▶ _Try it_:
The records below are to be retyped in full, without any alteration.

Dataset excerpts
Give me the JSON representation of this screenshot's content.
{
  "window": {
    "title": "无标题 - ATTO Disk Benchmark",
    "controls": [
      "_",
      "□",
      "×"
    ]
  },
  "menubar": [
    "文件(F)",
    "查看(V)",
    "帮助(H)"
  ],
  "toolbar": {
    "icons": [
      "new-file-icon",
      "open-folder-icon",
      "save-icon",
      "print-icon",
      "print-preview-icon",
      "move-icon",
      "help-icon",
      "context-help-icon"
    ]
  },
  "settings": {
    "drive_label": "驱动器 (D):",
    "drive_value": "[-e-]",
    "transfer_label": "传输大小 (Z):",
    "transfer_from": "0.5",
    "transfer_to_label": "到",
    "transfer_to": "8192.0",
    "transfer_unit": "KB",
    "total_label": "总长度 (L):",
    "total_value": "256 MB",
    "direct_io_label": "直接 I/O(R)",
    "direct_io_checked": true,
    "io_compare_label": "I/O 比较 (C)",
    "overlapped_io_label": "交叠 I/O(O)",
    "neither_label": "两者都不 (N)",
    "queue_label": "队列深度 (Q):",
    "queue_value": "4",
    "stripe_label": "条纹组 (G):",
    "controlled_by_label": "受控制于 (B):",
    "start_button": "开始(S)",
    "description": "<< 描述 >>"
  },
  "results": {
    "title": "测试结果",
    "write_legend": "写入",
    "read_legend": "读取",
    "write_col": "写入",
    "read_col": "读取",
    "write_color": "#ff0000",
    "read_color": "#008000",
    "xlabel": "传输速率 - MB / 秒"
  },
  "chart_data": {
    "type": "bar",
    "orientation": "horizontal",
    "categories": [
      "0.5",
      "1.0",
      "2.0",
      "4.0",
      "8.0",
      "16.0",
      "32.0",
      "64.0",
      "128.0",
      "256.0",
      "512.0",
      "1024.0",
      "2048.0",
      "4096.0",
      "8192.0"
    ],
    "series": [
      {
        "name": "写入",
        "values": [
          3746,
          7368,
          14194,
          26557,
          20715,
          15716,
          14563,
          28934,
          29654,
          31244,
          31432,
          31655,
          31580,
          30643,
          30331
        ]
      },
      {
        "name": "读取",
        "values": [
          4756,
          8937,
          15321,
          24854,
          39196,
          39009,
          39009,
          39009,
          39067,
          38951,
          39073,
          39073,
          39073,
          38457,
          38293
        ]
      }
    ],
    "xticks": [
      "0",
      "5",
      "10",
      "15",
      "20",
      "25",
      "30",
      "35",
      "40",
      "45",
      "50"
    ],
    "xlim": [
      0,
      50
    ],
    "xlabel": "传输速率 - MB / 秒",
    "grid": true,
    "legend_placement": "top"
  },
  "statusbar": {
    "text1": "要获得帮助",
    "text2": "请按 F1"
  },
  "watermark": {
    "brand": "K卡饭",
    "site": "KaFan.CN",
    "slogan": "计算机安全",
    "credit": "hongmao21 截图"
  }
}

▶ _Solution_:
Give me the JSON representation of this screenshot's content.
{
  "window": {
    "title": "无标题 - ATTO Disk Benchmark",
    "controls": [
      "_",
      "□",
      "×"
    ]
  },
  "menubar": [
    "文件(F)",
    "查看(V)",
    "帮助(H)"
  ],
  "toolbar": {
    "icons": [
      "new-file-icon",
      "open-folder-icon",
      "save-icon",
      "print-icon",
      "print-preview-icon",
      "move-icon",
      "help-icon",
      "context-help-icon"
    ]
  },
  "settings": {
    "drive_label": "驱动器 (D):",
    "drive_value": "[-e-]",
    "transfer_label": "传输大小 (Z):",
    "transfer_from": "0.5",
    "transfer_to_label": "到",
    "transfer_to": "8192.0",
    "transfer_unit": "KB",
    "total_label": "总长度 (L):",
    "total_value": "256 MB",
    "direct_io_label": "直接 I/O(R)",
    "direct_io_checked": true,
    "io_compare_label": "I/O 比较 (C)",
    "overlapped_io_label": "交叠 I/O(O)",
    "neither_label": "两者都不 (N)",
    "queue_label": "队列深度 (Q):",
    "queue_value": "4",
    "stripe_label": "条纹组 (G):",
    "controlled_by_label": "受控制于 (B):",
    "start_button": "开始(S)",
    "description": "<< 描述 >>"
  },
  "results": {
    "title": "测试结果",
    "write_legend": "写入",
    "read_legend": "读取",
    "write_col": "写入",
    "read_col": "读取",
    "write_color": "#ff0000",
    "read_color": "#008000",
    "xlabel": "传输速率 - MB / 秒"
  },
  "chart_data": {
    "type": "bar",
    "orientation": "horizontal",
    "categories": [
      "0.5",
      "1.0",
      "2.0",
      "4.0",
      "8.0",
      "16.0",
      "32.0",
      "64.0",
      "128.0",
      "256.0",
      "512.0",
      "1024.0",
      "2048.0",
      "4096.0",
      "8192.0"
    ],
    "series": [
      {
        "name": "写入",
        "values": [
          3746,
          7368,
          14194,
          26557,
          20715,
          15716,
          14563,
          28934,
          29654,
          31244,
          31432,
          31655,
          31580,
          30643,
          30331
        ]
      },
      {
        "name": "读取",
        "values": [
          4756,
          8937,
          15321,
          24854,
          39196,
          39009,
          39009,
          39009,
          39067,
          38951,
          39073,
          39073,
          39073,
          38457,
          38293
        ]
      }
    ],
    "xticks": [
      "0",
      "5",
      "10",
      "15",
      "20",
      "25",
      "30",
      "35",
      "40",
      "45",
      "50"
    ],
    "xlim": [
      0,
      50
    ],
    "xlabel": "传输速率 - MB / 秒",
    "grid": true,
    "legend_placement": "top"
  },
  "statusbar": {
    "text1": "要获得帮助",
    "text2": "请按 F1"
  },
  "watermark": {
    "brand": "K卡饭",
    "site": "KaFan.CN",
    "slogan": "计算机安全",
    "credit": "hongmao21 截图"
  }
}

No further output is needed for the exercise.